### YOUR GOAL
Check every line below, and copy those that include "false".

### PROVIDED RECORDS
········
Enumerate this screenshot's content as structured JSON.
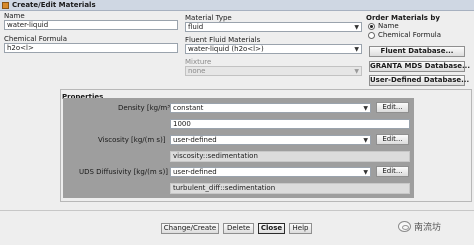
{
  "window": {
    "title": "Create/Edit Materials"
  },
  "left": {
    "name_label": "Name",
    "name_value": "water-liquid",
    "formula_label": "Chemical Formula",
    "formula_value": "h2o<l>"
  },
  "middle": {
    "material_type_label": "Material Type",
    "material_type_value": "fluid",
    "fluent_fluid_label": "Fluent Fluid Materials",
    "fluent_fluid_value": "water-liquid (h2o<l>)",
    "mixture_label": "Mixture",
    "mixture_value": "none"
  },
  "right": {
    "order_label": "Order Materials by",
    "order_options": [
      {
        "label": "Name",
        "selected": true
      },
      {
        "label": "Chemical Formula",
        "selected": false
      }
    ],
    "buttons": [
      "Fluent Database...",
      "GRANTA MDS Database...",
      "User-Defined Database..."
    ]
  },
  "properties": {
    "heading": "Properties",
    "density": {
      "label": "Density [kg/m³]",
      "method": "constant",
      "edit": "Edit...",
      "value": "1000"
    },
    "viscosity": {
      "label": "Viscosity [kg/(m s)]",
      "method": "user-defined",
      "edit": "Edit...",
      "value": "viscosity::sedimentation"
    },
    "uds": {
      "label": "UDS Diffusivity [kg/(m s)]",
      "method": "user-defined",
      "edit": "Edit...",
      "value": "turbulent_diff::sedimentation"
    }
  },
  "footer": {
    "buttons": [
      "Change/Create",
      "Delete",
      "Close",
      "Help"
    ]
  },
  "watermark": {
    "text": "南流坊"
  }
}
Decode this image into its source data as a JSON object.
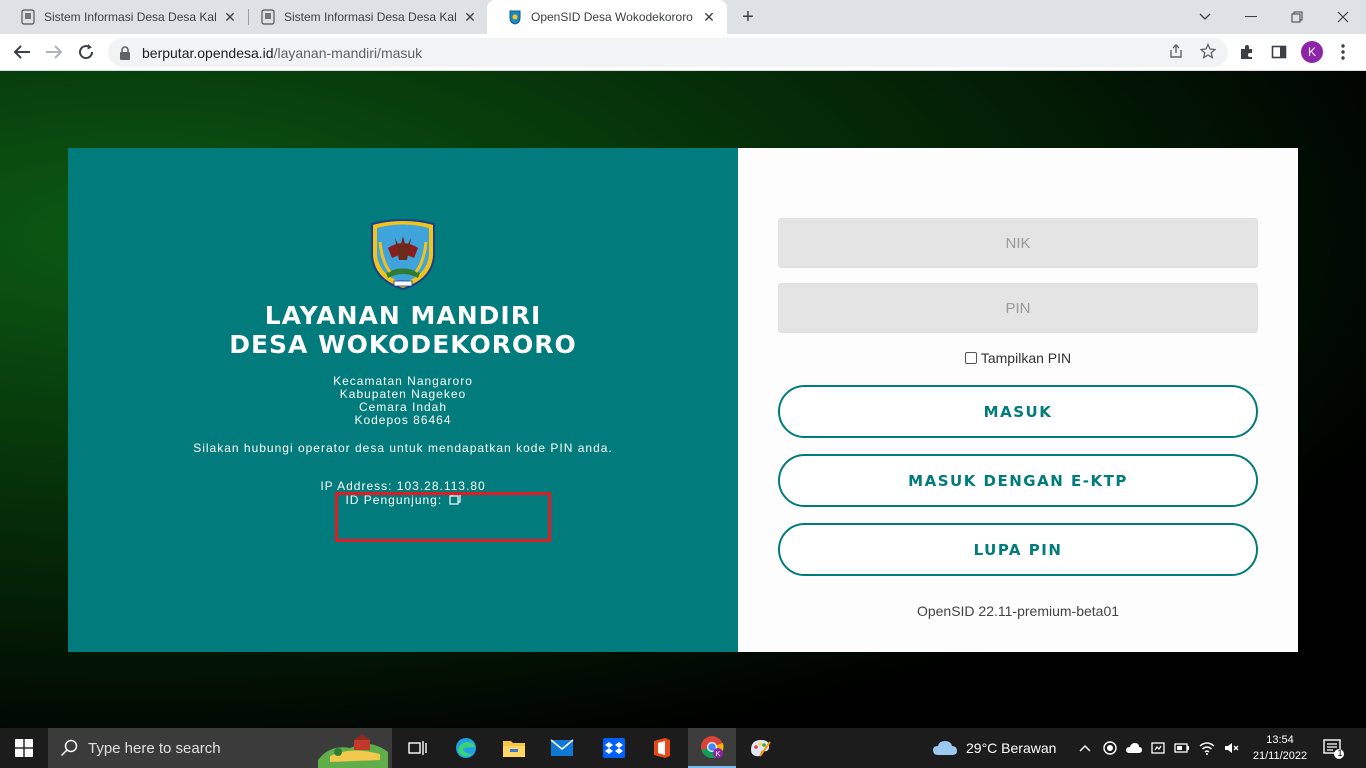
{
  "browser": {
    "tabs": [
      {
        "title": "Sistem Informasi Desa Desa Kalik",
        "active": false
      },
      {
        "title": "Sistem Informasi Desa Desa Kalik",
        "active": false
      },
      {
        "title": "OpenSID Desa Wokodekororo - L",
        "active": true
      }
    ],
    "url_host": "berputar.opendesa.id",
    "url_path": "/layanan-mandiri/masuk",
    "profile_initial": "K"
  },
  "login": {
    "title_line1": "LAYANAN MANDIRI",
    "title_line2": "DESA WOKODEKORORO",
    "kecamatan": "Kecamatan Nangaroro",
    "kabupaten": "Kabupaten Nagekeo",
    "alamat": "Cemara Indah",
    "kodepos": "Kodepos 86464",
    "note": "Silakan hubungi operator desa untuk mendapatkan kode PIN anda.",
    "ip_address": "IP Address: 103.28.113.80",
    "visitor_id": "ID Pengunjung:",
    "nik_placeholder": "NIK",
    "pin_placeholder": "PIN",
    "show_pin_label": "Tampilkan PIN",
    "show_pin_checked": false,
    "btn_masuk": "MASUK",
    "btn_ektp": "MASUK DENGAN E-KTP",
    "btn_lupa": "LUPA PIN",
    "version": "OpenSID 22.11-premium-beta01"
  },
  "taskbar": {
    "search_placeholder": "Type here to search",
    "weather": "29°C  Berawan",
    "time": "13:54",
    "date": "21/11/2022",
    "notification_count": "1"
  },
  "colors": {
    "panel_teal": "#017b7b",
    "highlight_red": "#e01b24"
  }
}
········
### ANSWER BELOW
        "selected": false
        "active": false
        "active": false
    "show_pin_checked": false,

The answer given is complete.